UCLA alumnus Nathan Myhrvold has just joined an elite group: graduation commencement speakers that have ignited controversy simply by being chosen to speak.
A strongly worded opinion column in today’s Daily Bruin student newspaper slams the choice of the Intellectual Ventures co-founder and former Microsoft technology chief and research scientist to speak at the UCLA College of Letters and Science graduation. The op-ed piece calls Intellectual Ventures “the world’s biggest ‘patent troll,'” and Myhrvold himself, “another in a long line of white, male commencement speakers who certainly knows how to run a profitable business, but doesn’t mind doing it at the expense of the industry that made him who he is.”
Writer Ara Sirinian, while acknowledging Myhrvold is an “extremely accomplished person” who would “certainly be able to deliver a good speech,” says Myhrvold’s choice is indicative of a greater problem for UCLA: Not enough student voice in the selection of commencement speakers.
Myhrvold’s Intellectual Ventures isn’t a stranger to criticism for its approach to acquiring, holding and licensing patents.

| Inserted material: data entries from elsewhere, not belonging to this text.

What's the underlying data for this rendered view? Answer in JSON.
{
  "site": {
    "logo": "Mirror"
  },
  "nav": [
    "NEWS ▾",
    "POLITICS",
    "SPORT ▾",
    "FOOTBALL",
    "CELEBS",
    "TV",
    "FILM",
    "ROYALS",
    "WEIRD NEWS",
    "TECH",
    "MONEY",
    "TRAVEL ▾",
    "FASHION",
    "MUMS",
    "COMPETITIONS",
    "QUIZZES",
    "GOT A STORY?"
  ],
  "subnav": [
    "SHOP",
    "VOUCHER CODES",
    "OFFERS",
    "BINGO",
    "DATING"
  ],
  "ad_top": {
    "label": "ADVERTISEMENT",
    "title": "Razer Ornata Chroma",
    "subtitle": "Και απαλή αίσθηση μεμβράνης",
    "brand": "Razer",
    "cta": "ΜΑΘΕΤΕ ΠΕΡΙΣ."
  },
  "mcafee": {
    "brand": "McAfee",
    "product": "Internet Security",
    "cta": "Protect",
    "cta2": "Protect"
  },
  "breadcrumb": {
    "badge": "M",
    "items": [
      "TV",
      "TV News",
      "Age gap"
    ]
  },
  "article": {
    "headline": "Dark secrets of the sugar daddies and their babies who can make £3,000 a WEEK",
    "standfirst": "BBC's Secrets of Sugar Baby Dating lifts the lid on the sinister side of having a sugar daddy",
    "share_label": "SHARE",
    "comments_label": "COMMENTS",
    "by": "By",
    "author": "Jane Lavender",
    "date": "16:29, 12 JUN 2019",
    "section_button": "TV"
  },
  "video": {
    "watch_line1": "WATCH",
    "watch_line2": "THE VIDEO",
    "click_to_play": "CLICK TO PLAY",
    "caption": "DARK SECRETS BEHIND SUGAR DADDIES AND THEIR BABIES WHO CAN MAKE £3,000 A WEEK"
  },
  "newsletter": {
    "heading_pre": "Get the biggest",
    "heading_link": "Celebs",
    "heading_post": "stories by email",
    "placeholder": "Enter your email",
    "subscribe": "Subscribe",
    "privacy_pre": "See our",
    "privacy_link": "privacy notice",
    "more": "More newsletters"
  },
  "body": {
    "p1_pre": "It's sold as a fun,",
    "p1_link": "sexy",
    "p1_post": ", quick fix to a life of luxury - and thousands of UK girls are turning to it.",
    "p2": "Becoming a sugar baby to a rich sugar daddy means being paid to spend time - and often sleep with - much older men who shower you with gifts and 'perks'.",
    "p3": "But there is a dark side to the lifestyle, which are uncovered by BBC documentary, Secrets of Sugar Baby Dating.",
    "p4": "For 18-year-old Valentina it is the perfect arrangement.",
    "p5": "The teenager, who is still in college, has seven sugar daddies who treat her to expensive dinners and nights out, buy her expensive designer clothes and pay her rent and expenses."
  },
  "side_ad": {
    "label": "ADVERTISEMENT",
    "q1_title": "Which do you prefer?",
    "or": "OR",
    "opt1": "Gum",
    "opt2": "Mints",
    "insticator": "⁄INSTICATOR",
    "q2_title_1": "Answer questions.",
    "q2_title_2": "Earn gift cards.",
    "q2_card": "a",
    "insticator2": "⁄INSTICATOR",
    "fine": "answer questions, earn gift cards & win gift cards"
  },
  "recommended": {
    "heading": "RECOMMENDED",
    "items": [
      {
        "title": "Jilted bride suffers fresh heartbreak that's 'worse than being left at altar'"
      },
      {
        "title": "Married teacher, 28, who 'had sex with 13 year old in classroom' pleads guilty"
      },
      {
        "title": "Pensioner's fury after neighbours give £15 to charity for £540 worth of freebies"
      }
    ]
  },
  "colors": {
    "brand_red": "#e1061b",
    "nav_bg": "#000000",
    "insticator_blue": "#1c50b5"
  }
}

But it might be the first time Myhrvold himself has been caught up in the commencement speaker selection buzzsaw, one that frequently threatens to slice and dice politicians, entertainers and business leaders for either being too controversial or, in the case of Salesforce.com’s Marc Benioff at the University of California at Berkeley, too “safe.”
UCLA’s graduation ceremony, with Myhrvold’s speech, is set for June 12.